DATA SUPPLIED:
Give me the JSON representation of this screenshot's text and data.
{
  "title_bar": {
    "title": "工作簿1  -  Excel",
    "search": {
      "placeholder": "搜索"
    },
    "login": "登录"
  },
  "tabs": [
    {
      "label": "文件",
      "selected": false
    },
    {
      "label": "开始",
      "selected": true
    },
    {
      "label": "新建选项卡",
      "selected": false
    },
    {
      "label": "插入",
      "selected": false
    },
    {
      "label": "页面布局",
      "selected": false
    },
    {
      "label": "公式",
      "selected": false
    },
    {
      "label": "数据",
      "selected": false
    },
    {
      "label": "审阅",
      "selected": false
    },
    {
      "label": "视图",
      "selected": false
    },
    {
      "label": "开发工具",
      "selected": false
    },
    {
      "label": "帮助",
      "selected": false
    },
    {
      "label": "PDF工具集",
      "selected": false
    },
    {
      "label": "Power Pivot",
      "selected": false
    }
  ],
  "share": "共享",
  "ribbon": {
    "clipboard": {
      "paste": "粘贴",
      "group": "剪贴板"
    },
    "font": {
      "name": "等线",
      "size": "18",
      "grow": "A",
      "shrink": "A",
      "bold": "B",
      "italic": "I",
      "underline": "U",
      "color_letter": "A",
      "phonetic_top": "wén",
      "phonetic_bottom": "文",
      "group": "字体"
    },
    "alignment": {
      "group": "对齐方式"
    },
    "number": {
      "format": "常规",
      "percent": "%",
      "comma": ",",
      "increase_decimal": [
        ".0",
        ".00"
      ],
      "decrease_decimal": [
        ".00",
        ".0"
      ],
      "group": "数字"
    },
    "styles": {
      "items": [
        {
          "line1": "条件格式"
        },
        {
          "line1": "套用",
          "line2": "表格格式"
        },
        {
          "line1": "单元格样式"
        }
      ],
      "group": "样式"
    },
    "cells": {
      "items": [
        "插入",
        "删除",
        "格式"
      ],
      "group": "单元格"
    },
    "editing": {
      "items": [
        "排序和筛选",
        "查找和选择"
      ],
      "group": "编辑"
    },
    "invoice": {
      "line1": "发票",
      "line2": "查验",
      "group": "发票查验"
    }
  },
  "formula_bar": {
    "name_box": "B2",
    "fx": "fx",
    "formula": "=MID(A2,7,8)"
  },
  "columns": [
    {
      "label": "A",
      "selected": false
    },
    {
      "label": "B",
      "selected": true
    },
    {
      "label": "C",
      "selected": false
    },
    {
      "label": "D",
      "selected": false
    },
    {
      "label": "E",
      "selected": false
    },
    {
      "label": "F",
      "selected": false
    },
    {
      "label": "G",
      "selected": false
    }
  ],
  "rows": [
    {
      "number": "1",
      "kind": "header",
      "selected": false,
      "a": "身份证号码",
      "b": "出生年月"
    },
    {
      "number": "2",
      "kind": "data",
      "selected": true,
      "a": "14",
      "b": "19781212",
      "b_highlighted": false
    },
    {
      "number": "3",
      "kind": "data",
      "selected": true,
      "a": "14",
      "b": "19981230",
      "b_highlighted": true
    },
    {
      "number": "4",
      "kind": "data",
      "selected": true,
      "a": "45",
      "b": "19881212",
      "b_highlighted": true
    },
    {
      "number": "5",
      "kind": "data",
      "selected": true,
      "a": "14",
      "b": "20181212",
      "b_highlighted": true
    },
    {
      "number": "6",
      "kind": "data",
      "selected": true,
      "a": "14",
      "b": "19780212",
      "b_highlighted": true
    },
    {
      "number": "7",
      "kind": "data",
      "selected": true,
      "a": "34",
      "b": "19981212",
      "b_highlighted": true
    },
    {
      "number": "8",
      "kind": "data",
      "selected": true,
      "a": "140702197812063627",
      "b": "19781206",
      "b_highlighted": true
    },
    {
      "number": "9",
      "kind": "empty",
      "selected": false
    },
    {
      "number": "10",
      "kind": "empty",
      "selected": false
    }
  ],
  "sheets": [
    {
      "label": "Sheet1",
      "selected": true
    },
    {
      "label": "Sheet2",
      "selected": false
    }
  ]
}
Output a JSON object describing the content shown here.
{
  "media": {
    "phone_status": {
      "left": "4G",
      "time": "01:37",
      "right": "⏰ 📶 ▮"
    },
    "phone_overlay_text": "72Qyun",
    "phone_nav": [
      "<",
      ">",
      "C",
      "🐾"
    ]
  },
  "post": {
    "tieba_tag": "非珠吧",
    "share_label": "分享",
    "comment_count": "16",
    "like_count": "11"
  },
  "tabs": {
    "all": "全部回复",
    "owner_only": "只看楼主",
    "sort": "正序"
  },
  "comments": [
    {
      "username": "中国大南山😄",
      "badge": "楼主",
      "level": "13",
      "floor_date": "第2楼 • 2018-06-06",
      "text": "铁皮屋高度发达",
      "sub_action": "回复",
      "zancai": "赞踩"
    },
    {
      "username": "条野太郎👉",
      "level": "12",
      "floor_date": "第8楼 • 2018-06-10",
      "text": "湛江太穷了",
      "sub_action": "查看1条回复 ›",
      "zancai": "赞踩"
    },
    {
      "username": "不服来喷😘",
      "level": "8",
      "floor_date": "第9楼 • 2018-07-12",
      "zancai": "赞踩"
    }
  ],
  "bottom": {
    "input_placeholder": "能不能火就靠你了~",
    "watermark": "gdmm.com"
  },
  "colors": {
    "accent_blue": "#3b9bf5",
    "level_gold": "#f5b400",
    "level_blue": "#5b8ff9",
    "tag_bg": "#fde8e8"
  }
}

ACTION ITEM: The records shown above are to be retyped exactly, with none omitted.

EXPECTED OUTPUT:
Give me the JSON representation of this screenshot's text and data.
{
  "title_bar": {
    "title": "工作簿1  -  Excel",
    "search": {
      "placeholder": "搜索"
    },
    "login": "登录"
  },
  "tabs": [
    {
      "label": "文件",
      "selected": false
    },
    {
      "label": "开始",
      "selected": true
    },
    {
      "label": "新建选项卡",
      "selected": false
    },
    {
      "label": "插入",
      "selected": false
    },
    {
      "label": "页面布局",
      "selected": false
    },
    {
      "label": "公式",
      "selected": false
    },
    {
      "label": "数据",
      "selected": false
    },
    {
      "label": "审阅",
      "selected": false
    },
    {
      "label": "视图",
      "selected": false
    },
    {
      "label": "开发工具",
      "selected": false
    },
    {
      "label": "帮助",
      "selected": false
    },
    {
      "label": "PDF工具集",
      "selected": false
    },
    {
      "label": "Power Pivot",
      "selected": false
    }
  ],
  "share": "共享",
  "ribbon": {
    "clipboard": {
      "paste": "粘贴",
      "group": "剪贴板"
    },
    "font": {
      "name": "等线",
      "size": "18",
      "grow": "A",
      "shrink": "A",
      "bold": "B",
      "italic": "I",
      "underline": "U",
      "color_letter": "A",
      "phonetic_top": "wén",
      "phonetic_bottom": "文",
      "group": "字体"
    },
    "alignment": {
      "group": "对齐方式"
    },
    "number": {
      "format": "常规",
      "percent": "%",
      "comma": ",",
      "increase_decimal": [
        ".0",
        ".00"
      ],
      "decrease_decimal": [
        ".00",
        ".0"
      ],
      "group": "数字"
    },
    "styles": {
      "items": [
        {
          "line1": "条件格式"
        },
        {
          "line1": "套用",
          "line2": "表格格式"
        },
        {
          "line1": "单元格样式"
        }
      ],
      "group": "样式"
    },
    "cells": {
      "items": [
        "插入",
        "删除",
        "格式"
      ],
      "group": "单元格"
    },
    "editing": {
      "items": [
        "排序和筛选",
        "查找和选择"
      ],
      "group": "编辑"
    },
    "invoice": {
      "line1": "发票",
      "line2": "查验",
      "group": "发票查验"
    }
  },
  "formula_bar": {
    "name_box": "B2",
    "fx": "fx",
    "formula": "=MID(A2,7,8)"
  },
  "columns": [
    {
      "label": "A",
      "selected": false
    },
    {
      "label": "B",
      "selected": true
    },
    {
      "label": "C",
      "selected": false
    },
    {
      "label": "D",
      "selected": false
    },
    {
      "label": "E",
      "selected": false
    },
    {
      "label": "F",
      "selected": false
    },
    {
      "label": "G",
      "selected": false
    }
  ],
  "rows": [
    {
      "number": "1",
      "kind": "header",
      "selected": false,
      "a": "身份证号码",
      "b": "出生年月"
    },
    {
      "number": "2",
      "kind": "data",
      "selected": true,
      "a": "14",
      "b": "19781212",
      "b_highlighted": false
    },
    {
      "number": "3",
      "kind": "data",
      "selected": true,
      "a": "14",
      "b": "19981230",
      "b_highlighted": true
    },
    {
      "number": "4",
      "kind": "data",
      "selected": true,
      "a": "45",
      "b": "19881212",
      "b_highlighted": true
    },
    {
      "number": "5",
      "kind": "data",
      "selected": true,
      "a": "14",
      "b": "20181212",
      "b_highlighted": true
    },
    {
      "number": "6",
      "kind": "data",
      "selected": true,
      "a": "14",
      "b": "19780212",
      "b_highlighted": true
    },
    {
      "number": "7",
      "kind": "data",
      "selected": true,
      "a": "34",
      "b": "19981212",
      "b_highlighted": true
    },
    {
      "number": "8",
      "kind": "data",
      "selected": true,
      "a": "140702197812063627",
      "b": "19781206",
      "b_highlighted": true
    },
    {
      "number": "9",
      "kind": "empty",
      "selected": false
    },
    {
      "number": "10",
      "kind": "empty",
      "selected": false
    }
  ],
  "sheets": [
    {
      "label": "Sheet1",
      "selected": true
    },
    {
      "label": "Sheet2",
      "selected": false
    }
  ]
}
Output a JSON object describing the content shown here.
{
  "media": {
    "phone_status": {
      "left": "4G",
      "time": "01:37",
      "right": "⏰ 📶 ▮"
    },
    "phone_overlay_text": "72Qyun",
    "phone_nav": [
      "<",
      ">",
      "C",
      "🐾"
    ]
  },
  "post": {
    "tieba_tag": "非珠吧",
    "share_label": "分享",
    "comment_count": "16",
    "like_count": "11"
  },
  "tabs": {
    "all": "全部回复",
    "owner_only": "只看楼主",
    "sort": "正序"
  },
  "comments": [
    {
      "username": "中国大南山😄",
      "badge": "楼主",
      "level": "13",
      "floor_date": "第2楼 • 2018-06-06",
      "text": "铁皮屋高度发达",
      "sub_action": "回复",
      "zancai": "赞踩"
    },
    {
      "username": "条野太郎👉",
      "level": "12",
      "floor_date": "第8楼 • 2018-06-10",
      "text": "湛江太穷了",
      "sub_action": "查看1条回复 ›",
      "zancai": "赞踩"
    },
    {
      "username": "不服来喷😘",
      "level": "8",
      "floor_date": "第9楼 • 2018-07-12",
      "zancai": "赞踩"
    }
  ],
  "bottom": {
    "input_placeholder": "能不能火就靠你了~",
    "watermark": "gdmm.com"
  },
  "colors": {
    "accent_blue": "#3b9bf5",
    "level_gold": "#f5b400",
    "level_blue": "#5b8ff9",
    "tag_bg": "#fde8e8"
  }
}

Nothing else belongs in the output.